Planning a Trip
By Bus -- The bus station (tel. 48/75-5255) is located at Calle Adela Azcuy, between Avenidas Colón and Comandante Pinares. Víazul (tel. 7/881-1413 in Havana, or 48/75-2571 in Pinar del Río; www.viazul.com) has two daily buses at 9am and 2pm from Havana to Pinar del Río. The trip takes 2 1/2 hours and costs CUC$12 (US$13/£6.50) each way. This bus continues on to Viñales. If you pick the bus up here, it costs CUC$6.50 (US$7/£3.50) to Viñales, although it's only CUC$13 (US$14/£7) direct, one-way from Havana to Viñales. Víazul buses to Havana leave Pinar del Río at 8:50am and 2:50pm daily.
By Car -- Take the Autopista Nacional (A4) west to Pinar del Río. It's a straight shot, and the Autopista actually ends as it enters Pinar del Río. Two alternative routes are the old Carretera Central, which runs roughly parallel to the newer Autopista, and connects Havana with Pinar del Río, and the Circuito Norte or "northern circuit," a road that runs from Havana to Mariel to Bahía Honda. At La Palma, you'll want to head south on the Viñales highway and then on to Pinar del Río. Both of these routes are two-lane affairs that are slower and more picturesque than the Autopista. On either of these, slow-moving ox carts and heavy trucks combine with bicycle traffic, pedestrians, and potholes to slow you down -- not necessarily a bad thing if you want to take in some of the scenery. I recommend integrating the Circuito Norte route into an itinerary that encompasses Pinar del Río, Viñales, and either Cayo Levisa or Cayo Jutias.

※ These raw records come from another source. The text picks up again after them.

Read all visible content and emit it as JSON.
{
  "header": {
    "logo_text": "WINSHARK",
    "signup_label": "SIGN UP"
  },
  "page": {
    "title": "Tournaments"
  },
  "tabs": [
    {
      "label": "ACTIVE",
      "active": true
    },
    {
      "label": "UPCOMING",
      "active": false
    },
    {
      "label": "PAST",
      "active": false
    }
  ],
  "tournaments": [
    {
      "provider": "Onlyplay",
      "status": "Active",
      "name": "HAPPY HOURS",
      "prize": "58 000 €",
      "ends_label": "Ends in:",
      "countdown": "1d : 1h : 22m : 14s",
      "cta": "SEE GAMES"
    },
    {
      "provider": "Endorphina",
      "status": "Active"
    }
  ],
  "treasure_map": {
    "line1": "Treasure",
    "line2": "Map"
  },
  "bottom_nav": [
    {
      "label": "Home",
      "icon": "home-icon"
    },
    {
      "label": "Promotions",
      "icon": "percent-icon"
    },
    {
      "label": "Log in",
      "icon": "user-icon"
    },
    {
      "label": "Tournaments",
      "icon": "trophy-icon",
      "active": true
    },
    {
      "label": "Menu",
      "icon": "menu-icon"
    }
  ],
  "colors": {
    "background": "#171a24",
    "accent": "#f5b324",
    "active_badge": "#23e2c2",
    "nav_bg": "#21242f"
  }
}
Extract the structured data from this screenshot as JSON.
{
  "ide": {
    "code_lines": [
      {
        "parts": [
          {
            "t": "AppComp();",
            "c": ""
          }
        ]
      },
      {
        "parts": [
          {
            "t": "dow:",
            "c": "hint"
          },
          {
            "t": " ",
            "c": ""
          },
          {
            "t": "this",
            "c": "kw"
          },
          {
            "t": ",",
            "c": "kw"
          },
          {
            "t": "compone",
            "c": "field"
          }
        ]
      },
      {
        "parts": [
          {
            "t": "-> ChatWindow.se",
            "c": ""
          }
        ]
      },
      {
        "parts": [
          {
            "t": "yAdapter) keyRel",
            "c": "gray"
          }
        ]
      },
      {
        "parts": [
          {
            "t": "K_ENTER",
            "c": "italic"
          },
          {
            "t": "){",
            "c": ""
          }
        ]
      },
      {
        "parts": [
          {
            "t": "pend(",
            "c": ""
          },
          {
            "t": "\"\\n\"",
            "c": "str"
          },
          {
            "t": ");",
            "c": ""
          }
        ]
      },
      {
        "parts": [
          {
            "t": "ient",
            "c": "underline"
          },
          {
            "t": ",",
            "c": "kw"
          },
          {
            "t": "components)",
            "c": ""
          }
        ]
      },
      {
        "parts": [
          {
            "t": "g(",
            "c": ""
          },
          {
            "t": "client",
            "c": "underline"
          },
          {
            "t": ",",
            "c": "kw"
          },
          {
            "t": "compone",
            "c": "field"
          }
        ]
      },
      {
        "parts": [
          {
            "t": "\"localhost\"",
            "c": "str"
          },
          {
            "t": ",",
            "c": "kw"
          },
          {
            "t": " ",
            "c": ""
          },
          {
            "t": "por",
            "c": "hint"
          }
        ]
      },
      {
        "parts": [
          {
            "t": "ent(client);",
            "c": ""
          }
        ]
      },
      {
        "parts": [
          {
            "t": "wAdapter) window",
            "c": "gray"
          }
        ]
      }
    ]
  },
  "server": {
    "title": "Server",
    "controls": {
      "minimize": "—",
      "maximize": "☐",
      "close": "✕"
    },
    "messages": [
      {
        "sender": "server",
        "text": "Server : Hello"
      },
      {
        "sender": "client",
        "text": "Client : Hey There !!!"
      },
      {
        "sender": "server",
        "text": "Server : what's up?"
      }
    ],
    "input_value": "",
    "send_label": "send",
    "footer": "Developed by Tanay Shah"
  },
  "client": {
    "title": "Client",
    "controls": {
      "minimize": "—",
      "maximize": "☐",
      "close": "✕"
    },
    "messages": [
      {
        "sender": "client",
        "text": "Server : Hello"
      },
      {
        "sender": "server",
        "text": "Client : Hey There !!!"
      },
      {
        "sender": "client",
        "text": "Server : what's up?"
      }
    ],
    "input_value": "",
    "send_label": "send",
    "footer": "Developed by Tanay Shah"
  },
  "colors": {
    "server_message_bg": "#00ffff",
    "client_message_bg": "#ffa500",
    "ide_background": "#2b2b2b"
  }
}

Watch Out -- If you're driving a rental car, you will be swarmed by bicycle-riding jineteros (hustlers) offering you casas particulares and paladares (private-home rooms and restaurants) as soon as you enter town. They will latch on to your car at any traffic light, stop sign, or slow section and follow alongside if their pedaling can keep pace as you drive through town. For some reason, they are particularly aggressive in Pinar del Río. If you want to lessen the attention, you might have to roll up your windows and shake your head a lot. Ambulatory jineteros and jineteras will also try to attach themselves to you as you walk around town.
You can easily walk to most places in Pinar del Río. Taxis are also readily available all around town, and are either at hand, or can be called, at most hotels and casas particulares. Call Cubataxi (tel. 48/75-3616) or Havanautos (tel. 48/77-8015), which has an office at the Islazul Hotel Pinar del Río.
The Autopista Nacional ends and turns into Calle Martí as it enters Pinar del Río from the east. As you enter town, you'll see the Hotel Pinar del Río on your right. The heart of downtown is straight ahead. At the western end of downtown, you'll find the small, triangular-shaped Plaza de la Independencia. The main north-south byway, Calle Isabel Rubio, is also the old Carretera Central, and bisects Calle Martí by the post office.
Havanatur and Islazul have offices downtown; they're your best sources of information. For currency exchange, there's a CADECA on Calle Gerardo Medina, next to the local Coppelia ice-cream outlet and at Martí 46, virtually opposite the post office. On the same street, 2 blocks east of Coppelia, there's an Etecsa phone office where you can make local, national, and international calls and connect to the Internet. The main post office is located at the corner of Calle Martí and Calle Isabel Rubio (tel. 48/5442); it's open Monday through Sunday from 8am to 8pm. The León Cuervo Rubio hospital (tel. 48/2010) is at the junction of the Carretera Central and the Viñales highway.